December is a great month to fish for largemouth and striped bass in North Carolina.There are a lot of lakes around here where you can go out in December and find quality fish in that 10-foot depth range — there are other states where if you want to catch fish in the winter, you have to go in really deep water.

One of the best patterns that I’ve found works in December is to fish any kind of bluff wall you can find with a crankbait. It can be a place where a creek channel or the river channel run up close to a bank, or it can be a real bluff. Either way, you want to be sitting in 30 to 40 feet of water but close enough to cast to the bank.
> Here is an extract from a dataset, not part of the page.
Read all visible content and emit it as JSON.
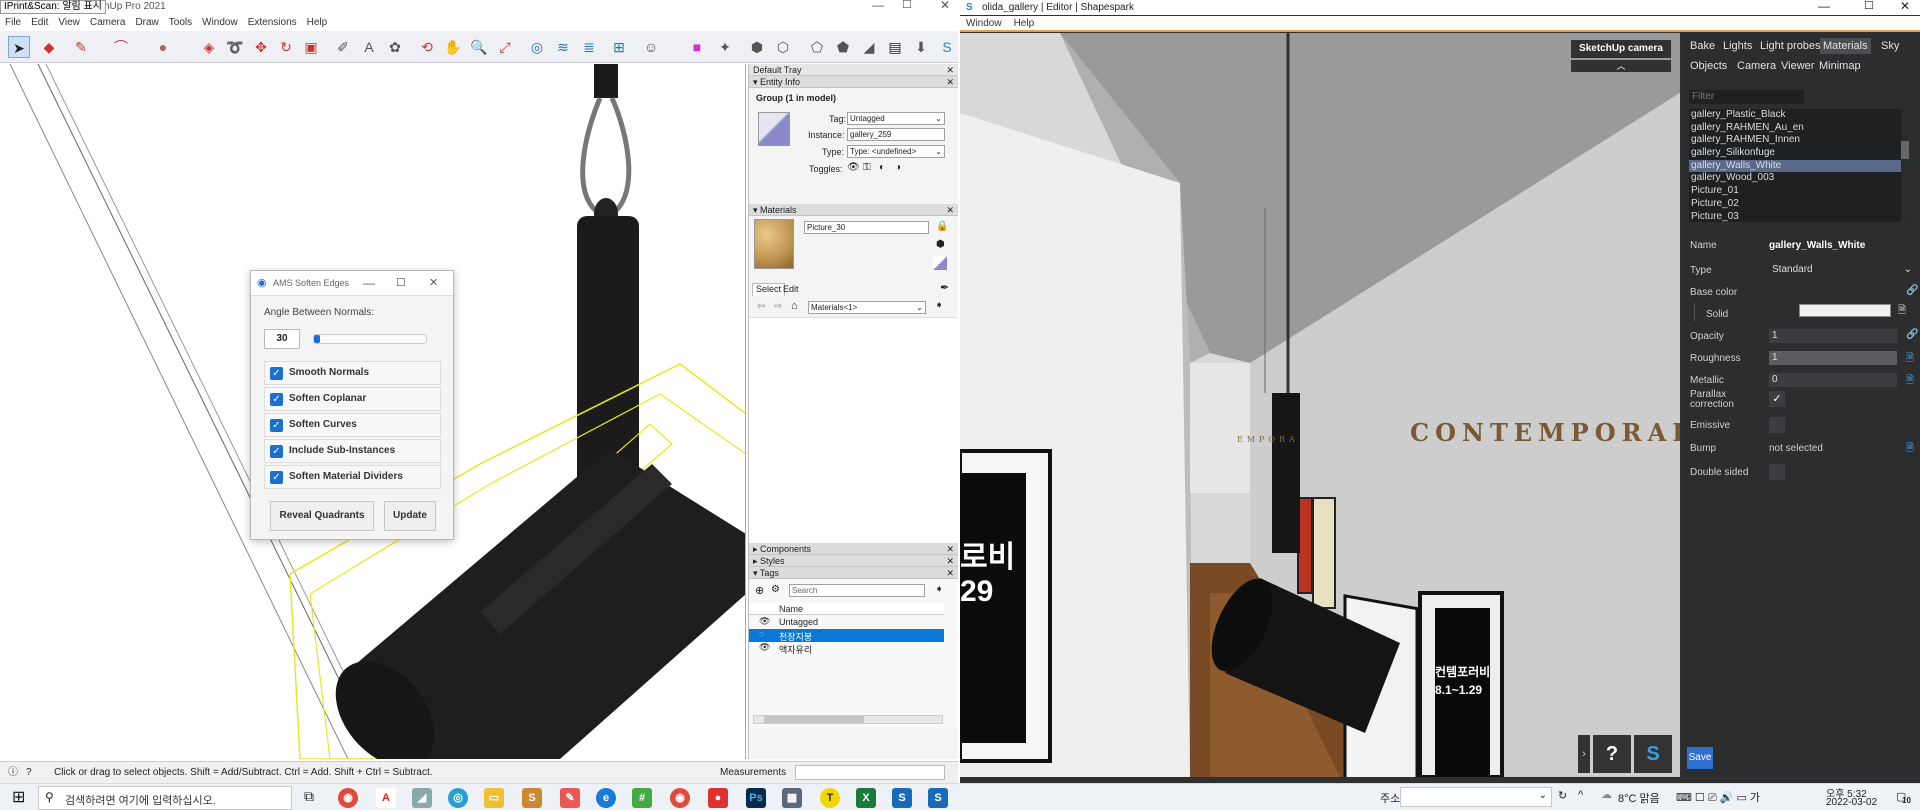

They can be on the main lake, up in the creeks — wherever they are, they’re hard to beat.

A key to fishing these steep walls is to keep your bait in the strike zone as long as possible. You can’t do that if you’re setting up a cast away, casting toward the wall; you have to set up and fish parallel. If you parallel the bluff or the big drop, you can get your bait down to where the fish are and keep it there.

I love to fish at Buggs Island in December and January because I can catch stripers and bass together, and while Buggs Island doesn’t have a lot of bluff walls, fish are going to be on them. If you’ve got a stump or a brush pile on that bank, that’s even better.
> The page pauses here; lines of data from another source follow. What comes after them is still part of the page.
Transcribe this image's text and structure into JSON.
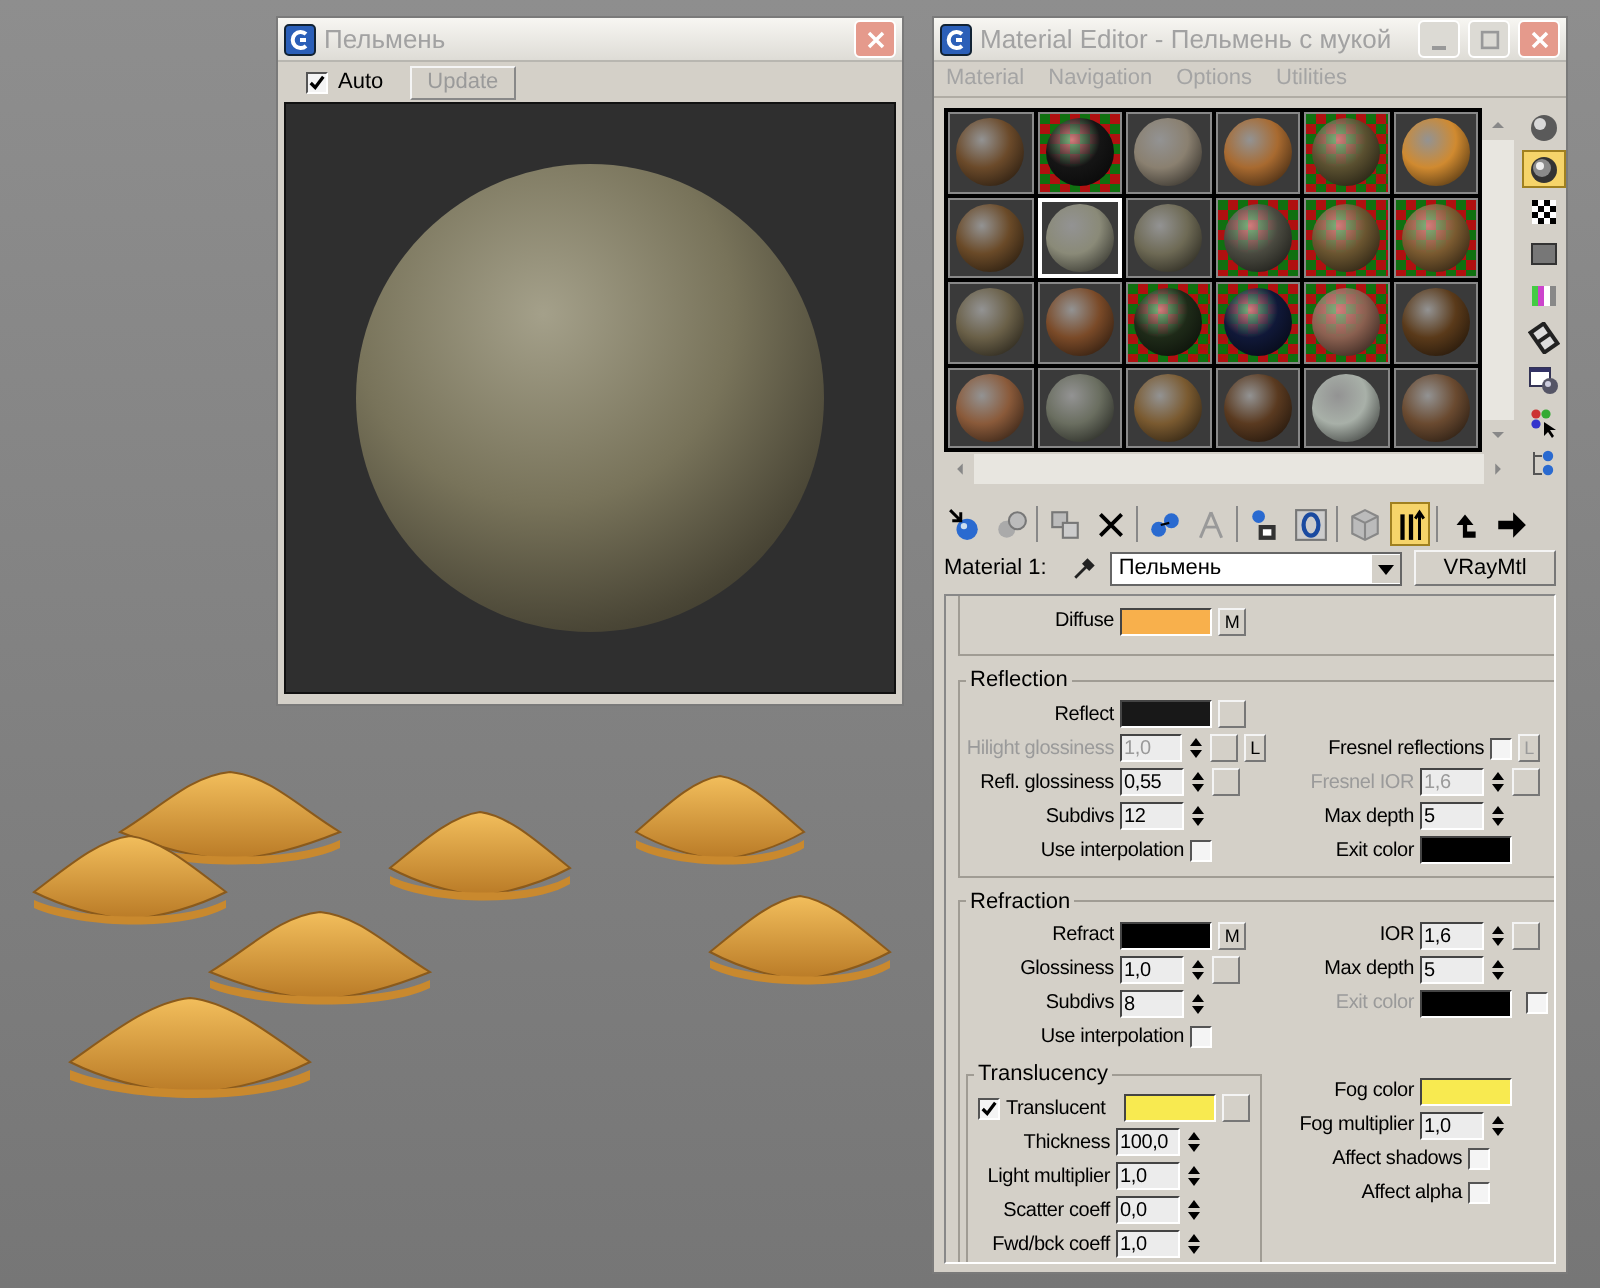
{
  "preview_window": {
    "title": "Пельмень",
    "auto": {
      "label": "Auto",
      "checked": true
    },
    "update_button": {
      "label": "Update",
      "disabled": true
    }
  },
  "material_editor": {
    "title": "Material Editor - Пельмень с мукой",
    "menu": [
      "Material",
      "Navigation",
      "Options",
      "Utilities"
    ],
    "slots": [
      {
        "color": "#6b4a2a",
        "backdrop": false,
        "selected": false
      },
      {
        "color": "#151515",
        "backdrop": true,
        "selected": false
      },
      {
        "color": "#8a8070",
        "backdrop": false,
        "selected": false
      },
      {
        "color": "#a86a30",
        "backdrop": false,
        "selected": false
      },
      {
        "color": "#5a5030",
        "backdrop": true,
        "selected": false
      },
      {
        "color": "#d08a30",
        "backdrop": false,
        "selected": false
      },
      {
        "color": "#6a4a28",
        "backdrop": false,
        "selected": false
      },
      {
        "color": "#8a8a78",
        "backdrop": false,
        "selected": true
      },
      {
        "color": "#6e6a55",
        "backdrop": false,
        "selected": false
      },
      {
        "color": "#4a4a40",
        "backdrop": true,
        "selected": false
      },
      {
        "color": "#6a5530",
        "backdrop": true,
        "selected": false
      },
      {
        "color": "#7a5a30",
        "backdrop": true,
        "selected": false
      },
      {
        "color": "#6a6048",
        "backdrop": false,
        "selected": false
      },
      {
        "color": "#7a4a28",
        "backdrop": false,
        "selected": false
      },
      {
        "color": "#1e2a18",
        "backdrop": true,
        "selected": false
      },
      {
        "color": "#101838",
        "backdrop": true,
        "selected": false
      },
      {
        "color": "#8a6050",
        "backdrop": true,
        "selected": false
      },
      {
        "color": "#5a3a1a",
        "backdrop": false,
        "selected": false
      },
      {
        "color": "#8a5a3a",
        "backdrop": false,
        "selected": false
      },
      {
        "color": "#6a6e60",
        "backdrop": false,
        "selected": false
      },
      {
        "color": "#7a5a30",
        "backdrop": false,
        "selected": false
      },
      {
        "color": "#5a3a20",
        "backdrop": false,
        "selected": false
      },
      {
        "color": "#a8b0a8",
        "backdrop": false,
        "selected": false
      },
      {
        "color": "#6a4a30",
        "backdrop": false,
        "selected": false
      }
    ],
    "side_tools": [
      {
        "kind": "sample-sphere",
        "active": false
      },
      {
        "kind": "backlight",
        "active": true
      },
      {
        "kind": "checker",
        "active": false
      },
      {
        "kind": "sample-uv",
        "active": false
      },
      {
        "kind": "color-check",
        "active": false
      },
      {
        "kind": "film",
        "active": false
      },
      {
        "kind": "options",
        "active": false
      },
      {
        "kind": "select-by-material",
        "active": false
      },
      {
        "kind": "navigator",
        "active": false
      }
    ],
    "toolbar": [
      {
        "kind": "get-material",
        "active": false
      },
      {
        "kind": "put-to-scene",
        "active": false
      },
      {
        "kind": "assign",
        "active": false
      },
      {
        "kind": "delete",
        "active": false
      },
      {
        "kind": "copy",
        "active": false
      },
      {
        "kind": "unique",
        "active": false
      },
      {
        "kind": "library",
        "active": false
      },
      {
        "kind": "material-id",
        "active": false
      },
      {
        "kind": "show-map",
        "active": false
      },
      {
        "kind": "end-result",
        "active": true
      },
      {
        "kind": "parent",
        "active": false
      },
      {
        "kind": "sibling",
        "active": false
      }
    ],
    "material_label": "Material 1:",
    "material_name": "Пельмень",
    "material_type": "VRayMtl",
    "groups": [
      {
        "kind": "clipped",
        "rows": [
          {
            "left": {
              "kind": "color",
              "label": "Diffuse",
              "color": "#f8b04c",
              "disabled": false,
              "after": [
                {
                  "kind": "map",
                  "text": "M"
                }
              ]
            }
          }
        ]
      },
      {
        "kind": "group",
        "title": "Reflection",
        "rows": [
          {
            "left": {
              "kind": "color",
              "label": "Reflect",
              "color": "#181818",
              "disabled": false,
              "after": [
                {
                  "kind": "map"
                }
              ]
            }
          },
          {
            "left": {
              "kind": "spinner",
              "label": "Hilight glossiness",
              "value": "1,0",
              "disabled": true,
              "after": [
                {
                  "kind": "map"
                },
                {
                  "kind": "lock",
                  "text": "L",
                  "disabled": false
                }
              ]
            },
            "right": {
              "kind": "checkbox",
              "label": "Fresnel reflections",
              "checked": false,
              "disabled": false,
              "after": [
                {
                  "kind": "lock",
                  "text": "L",
                  "disabled": true
                }
              ]
            }
          },
          {
            "left": {
              "kind": "spinner",
              "label": "Refl. glossiness",
              "value": "0,55",
              "disabled": false,
              "after": [
                {
                  "kind": "map"
                }
              ]
            },
            "right": {
              "kind": "spinner",
              "label": "Fresnel IOR",
              "value": "1,6",
              "disabled": true,
              "after": [
                {
                  "kind": "map"
                }
              ]
            }
          },
          {
            "left": {
              "kind": "spinner",
              "label": "Subdivs",
              "value": "12",
              "disabled": false
            },
            "right": {
              "kind": "spinner",
              "label": "Max depth",
              "value": "5",
              "disabled": false
            }
          },
          {
            "left": {
              "kind": "checkbox",
              "label": "Use interpolation",
              "checked": false,
              "disabled": false
            },
            "right": {
              "kind": "color",
              "label": "Exit color",
              "color": "#000000",
              "disabled": false
            }
          }
        ]
      },
      {
        "kind": "group",
        "title": "Refraction",
        "rows": [
          {
            "left": {
              "kind": "color",
              "label": "Refract",
              "color": "#000000",
              "disabled": false,
              "after": [
                {
                  "kind": "map",
                  "text": "M"
                }
              ]
            },
            "right": {
              "kind": "spinner",
              "label": "IOR",
              "value": "1,6",
              "disabled": false,
              "after": [
                {
                  "kind": "map"
                }
              ]
            }
          },
          {
            "left": {
              "kind": "spinner",
              "label": "Glossiness",
              "value": "1,0",
              "disabled": false,
              "after": [
                {
                  "kind": "map"
                }
              ]
            },
            "right": {
              "kind": "spinner",
              "label": "Max depth",
              "value": "5",
              "disabled": false
            }
          },
          {
            "left": {
              "kind": "spinner",
              "label": "Subdivs",
              "value": "8",
              "disabled": false
            },
            "right": {
              "kind": "color",
              "label": "Exit color",
              "color": "#000000",
              "disabled": true,
              "after": [
                {
                  "kind": "checkbox",
                  "checked": false
                }
              ]
            }
          },
          {
            "left": {
              "kind": "checkbox",
              "label": "Use interpolation",
              "checked": false,
              "disabled": false
            }
          }
        ],
        "subgroup": {
          "title": "Translucency",
          "rows": [
            {
              "kind": "checkbox_color",
              "label": "Translucent",
              "checked": true,
              "color": "#f8ea50",
              "disabled": false,
              "after": [
                {
                  "kind": "map"
                }
              ]
            },
            {
              "kind": "spinner",
              "label": "Thickness",
              "value": "100,0",
              "disabled": false
            },
            {
              "kind": "spinner",
              "label": "Light multiplier",
              "value": "1,0",
              "disabled": false
            },
            {
              "kind": "spinner",
              "label": "Scatter coeff",
              "value": "0,0",
              "disabled": false
            },
            {
              "kind": "spinner",
              "label": "Fwd/bck coeff",
              "value": "1,0",
              "disabled": false
            }
          ]
        },
        "side": [
          {
            "kind": "color",
            "label": "Fog color",
            "color": "#f8ea50",
            "disabled": false
          },
          {
            "kind": "spinner",
            "label": "Fog multiplier",
            "value": "1,0",
            "disabled": false
          },
          {
            "kind": "checkbox",
            "label": "Affect shadows",
            "checked": false,
            "disabled": false
          },
          {
            "kind": "checkbox",
            "label": "Affect alpha",
            "checked": false,
            "disabled": false
          }
        ]
      }
    ]
  }
}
The other kind of place that fishes the same way as a bluff bank is when you’ve got a shallow point that sticks way out. It might have 6 or 7 feet of water on top, and it falls off abruptly — something like an old roadbed.

Both of these kinds of places all collect a lot of bait in the winter; the key is that hard bottom, that rock, which holds bait and fish.
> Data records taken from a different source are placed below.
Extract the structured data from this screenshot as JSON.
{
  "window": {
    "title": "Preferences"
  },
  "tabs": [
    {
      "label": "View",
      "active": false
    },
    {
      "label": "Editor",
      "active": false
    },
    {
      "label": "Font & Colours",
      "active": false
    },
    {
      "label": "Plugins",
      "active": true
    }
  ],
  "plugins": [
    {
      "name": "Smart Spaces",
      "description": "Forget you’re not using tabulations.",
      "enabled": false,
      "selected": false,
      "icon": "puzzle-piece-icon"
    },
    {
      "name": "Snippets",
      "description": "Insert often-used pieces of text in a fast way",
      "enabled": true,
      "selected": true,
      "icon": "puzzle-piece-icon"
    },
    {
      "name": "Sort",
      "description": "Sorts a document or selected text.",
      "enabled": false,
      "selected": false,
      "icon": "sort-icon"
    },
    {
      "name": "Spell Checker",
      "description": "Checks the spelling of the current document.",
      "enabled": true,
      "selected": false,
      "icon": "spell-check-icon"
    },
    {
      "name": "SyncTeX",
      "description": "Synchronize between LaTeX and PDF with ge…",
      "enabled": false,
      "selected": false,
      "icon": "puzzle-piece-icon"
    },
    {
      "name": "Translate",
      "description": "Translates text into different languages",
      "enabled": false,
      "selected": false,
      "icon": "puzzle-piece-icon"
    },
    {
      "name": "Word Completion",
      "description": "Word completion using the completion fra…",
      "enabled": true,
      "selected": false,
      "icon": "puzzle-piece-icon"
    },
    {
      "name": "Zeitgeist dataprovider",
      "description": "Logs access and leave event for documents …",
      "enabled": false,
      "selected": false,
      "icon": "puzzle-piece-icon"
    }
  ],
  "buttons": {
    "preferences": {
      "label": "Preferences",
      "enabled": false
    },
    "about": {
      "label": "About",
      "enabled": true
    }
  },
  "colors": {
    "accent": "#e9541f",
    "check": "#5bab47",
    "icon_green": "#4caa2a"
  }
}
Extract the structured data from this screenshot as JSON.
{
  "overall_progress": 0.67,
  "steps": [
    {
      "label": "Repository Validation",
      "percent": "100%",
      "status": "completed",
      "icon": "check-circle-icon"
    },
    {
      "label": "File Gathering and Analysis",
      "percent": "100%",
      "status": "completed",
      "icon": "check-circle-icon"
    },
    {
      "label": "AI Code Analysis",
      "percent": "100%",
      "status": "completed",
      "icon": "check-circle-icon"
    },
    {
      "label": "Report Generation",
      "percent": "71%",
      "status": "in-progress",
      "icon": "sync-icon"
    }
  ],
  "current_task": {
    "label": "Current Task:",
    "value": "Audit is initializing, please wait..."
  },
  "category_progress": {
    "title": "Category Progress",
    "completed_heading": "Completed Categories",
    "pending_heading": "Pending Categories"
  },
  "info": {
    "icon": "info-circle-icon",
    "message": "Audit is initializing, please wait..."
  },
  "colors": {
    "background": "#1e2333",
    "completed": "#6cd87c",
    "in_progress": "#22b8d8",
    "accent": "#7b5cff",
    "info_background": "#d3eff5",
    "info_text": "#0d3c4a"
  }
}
If you catch me on the water in December, most of the time I’m going to have one of two crankbaits or a jerkbait tied on. I like a Berkley Bad Shad, which is a Shad Rap type bait that will dive a little deeper than most shad baits; it’s a tremendous bait in the winter. I like a Berkley Digger 8.5, another diving bait that puts off probably more vibration than any other bait, and I like a Cutter 110 Skinny, a jerkbait that’s ideal for fishing in cold water. 

A jerkbait is a great winter bait. How fast or slow you work it depends on whether you’re fishing on a warming trend or on a cold front. The colder it is, the slower you work it. When it’s cold, I like the Cutter 110 Skinny. If the water temperature is above 55, I’ll be throwing the regular Cutter 110.

What’s really nice about the Bad Shad and the Cutter is that those baits can call fish up from 20 feet of water. They’re great open-water baits. The Digger is more of a cover-type crank bait; you fish it when a bluff bank is full of stumps or brush.

As far as colors are concerned, this is not like early spring fishing; you’re going to fish shad, white and pearl patterns; those are going to be the best colors. If you get some milky water like we sometimes get this time of year, yellow/brown can be really good.

I absolutely love December because I can catch stripers and bass in the same places on a crankbait. Man, when you a striper hits a crankbait, you know it; he blasts it, and he takes off about 20 yards of line in about 10 seconds. They are so fun to catch. What’s happening is that all the bait gets all wadded up, balled up, going into the winter, and everything will be feeding on them.

If I’m going to spend much time on the water this month, I’m going to a lake that’s got bass and stripers. I’m going to go to Buggs Island, Gaston and Badin.